I've been counting down the days 'til summer for a looooong time. I could almost taste it well before it arrived.
And as fliers about every sports camp under the sun keep finding their way into our house and e-mails about various things to get kids involved in stare me in the face I ignore them. Every one of them.
Not because I think there's anything wrong with all that jazz...usually I like that stuff...I think it's great to help kids expand their horizons and learn new things. But this last spring we all had our fingers in too many pies. And we're just all ready for a break.
So I'm proclaiming this summer to be the summer where I get to take my kids back. (I can't remember who gave me that idea, but thank you.)
Usually we at least do swim team in the summers (I love swim team), and this year as a matter of habit I went through the whole rigmarole to finagle my kids in, only to promptly pull them right back out. Not only are we going to be gone too much to make it worth our while, but basically I'm selfish and I want my kids to be home for a while.
Now, when I say we didn't sign up for anything , that doesn't mean we're gonna be sitting around (much to my childrens' chagrin). The plan is to work hard (and play hard too), and do things together. Why sign them up for a sewing class when we can do a sewing project together at home? Why send them to a volleyball camp when I can teach them myself (I kid...I don't have coordination worth beans...sometimes I crack myself up...no volleyball this summer).
I have my summer bucket list all ready to go:
--paint the garage and put up some organizational stuff for each kid to have a "place" for their outside stuff out there (Max and I are doing this one together) --clean out and organize all the closets (the girls and I are on task on these) --watch Les Miserables with the older kids (check...did that last night...love that show and the message it gives) --sew aprons and pillows with Elle and Grace (teach them to really sew) --learn six hymns (I want my piano-playing kids to each learn six, but I'm planning to join them this year and to learn six myself) --potty train Lucy (I'm scared) --make a blurb book (this one has been on my summer list for the past two years, but man alive I want to do that this summer) --have our own science camp --Read "the care and keeping of you" with my older girls (I've heard it's good and I want to open an avenue for discussion about all that stuff) --make a volcano with my kids (I know, random, but got this kit at Marshalls and thought it'd be fun) --teach each of my kids to cook three new meals --do secret service projects for people we think of who might need help --start the kids on daily "tutor time" with Lucy (I'm having them each teach her something new this summer...things like how to get dressed by herself, how to hold her pen right, etc.) --read the parenting books I have gathering dust sitting by my bed --take each child on a special lunch date all by themselves at least once this summer
We have a schedule all drawn up and ready to go (at least for the days when we're home this summer).
No friends until after all morning routine stuff is done (practicing, swimming laps, goals worked on, zones cleaned, etc.)
This may sound too serious for lazy summer days, but I'm all about working hard.
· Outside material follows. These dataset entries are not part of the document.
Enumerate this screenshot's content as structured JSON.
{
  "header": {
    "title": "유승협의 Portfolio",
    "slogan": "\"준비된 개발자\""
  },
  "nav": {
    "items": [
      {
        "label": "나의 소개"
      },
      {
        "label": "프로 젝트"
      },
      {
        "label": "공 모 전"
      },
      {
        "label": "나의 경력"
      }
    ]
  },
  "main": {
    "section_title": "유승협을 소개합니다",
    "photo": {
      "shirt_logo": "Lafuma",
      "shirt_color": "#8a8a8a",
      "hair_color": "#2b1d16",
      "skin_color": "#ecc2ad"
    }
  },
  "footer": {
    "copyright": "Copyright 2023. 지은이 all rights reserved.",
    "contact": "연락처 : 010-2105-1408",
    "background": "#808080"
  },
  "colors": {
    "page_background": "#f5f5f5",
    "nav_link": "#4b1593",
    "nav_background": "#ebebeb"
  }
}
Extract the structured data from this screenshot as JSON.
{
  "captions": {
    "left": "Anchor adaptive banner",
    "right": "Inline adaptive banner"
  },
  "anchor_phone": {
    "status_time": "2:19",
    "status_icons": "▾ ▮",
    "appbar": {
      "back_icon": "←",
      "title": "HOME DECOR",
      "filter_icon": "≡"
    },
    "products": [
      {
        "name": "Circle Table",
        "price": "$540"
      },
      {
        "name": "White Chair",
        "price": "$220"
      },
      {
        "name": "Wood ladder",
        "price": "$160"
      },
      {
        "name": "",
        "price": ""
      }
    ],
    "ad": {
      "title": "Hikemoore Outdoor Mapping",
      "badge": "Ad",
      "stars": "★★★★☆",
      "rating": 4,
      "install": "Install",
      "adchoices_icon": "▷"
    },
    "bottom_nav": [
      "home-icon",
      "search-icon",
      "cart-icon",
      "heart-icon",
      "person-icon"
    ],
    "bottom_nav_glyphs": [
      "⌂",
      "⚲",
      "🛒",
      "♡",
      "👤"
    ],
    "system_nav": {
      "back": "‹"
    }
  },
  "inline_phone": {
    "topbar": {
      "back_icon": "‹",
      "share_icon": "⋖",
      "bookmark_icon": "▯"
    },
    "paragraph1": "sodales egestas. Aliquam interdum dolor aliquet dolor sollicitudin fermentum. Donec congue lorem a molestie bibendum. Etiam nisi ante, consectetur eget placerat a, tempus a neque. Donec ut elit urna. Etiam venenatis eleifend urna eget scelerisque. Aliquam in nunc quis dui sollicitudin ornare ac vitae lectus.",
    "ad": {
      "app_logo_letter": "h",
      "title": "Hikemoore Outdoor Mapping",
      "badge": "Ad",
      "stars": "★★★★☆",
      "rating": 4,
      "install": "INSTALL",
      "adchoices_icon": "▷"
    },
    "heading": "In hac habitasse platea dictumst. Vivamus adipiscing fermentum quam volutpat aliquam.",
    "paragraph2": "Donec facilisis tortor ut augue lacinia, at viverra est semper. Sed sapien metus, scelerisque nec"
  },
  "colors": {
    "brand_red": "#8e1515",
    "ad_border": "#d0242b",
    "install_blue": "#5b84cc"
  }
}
That makes the times when we are playing hard all the better. (And believe me, we have some fun things coming up this summer.)
At the beginning of each summer our kids set their own lists of goals (we did this growing up...another nifty idea from my parents). They work hard on them and earn something special they've been working hard toward at the end of the summer. They usually write these goals all dolled-up on poster boards to check off as they go (click here to see what I'm talking about).
But this year Dave is in charge. And you know what that means? It means they're ultra-organized. He took each of the kids aside for a little interview yesterday and had them make up their goals on calendars so they could keep track of what they needed to do each day through the summer, depending on where we are physically at the time. They can earn things depending on how hard they work, and how much they get done. Their summer goals are tough, and I like that.(Have I mentioned I love Dave? Just wondering.)
Every family does summer so different. I loved reading my sister's ideas here and here (she's chock full of all kinds of great ideas...I love how she really teaches her kids). I'd love to hear other ideas people have to make the most out of my favorite time of the year: summer.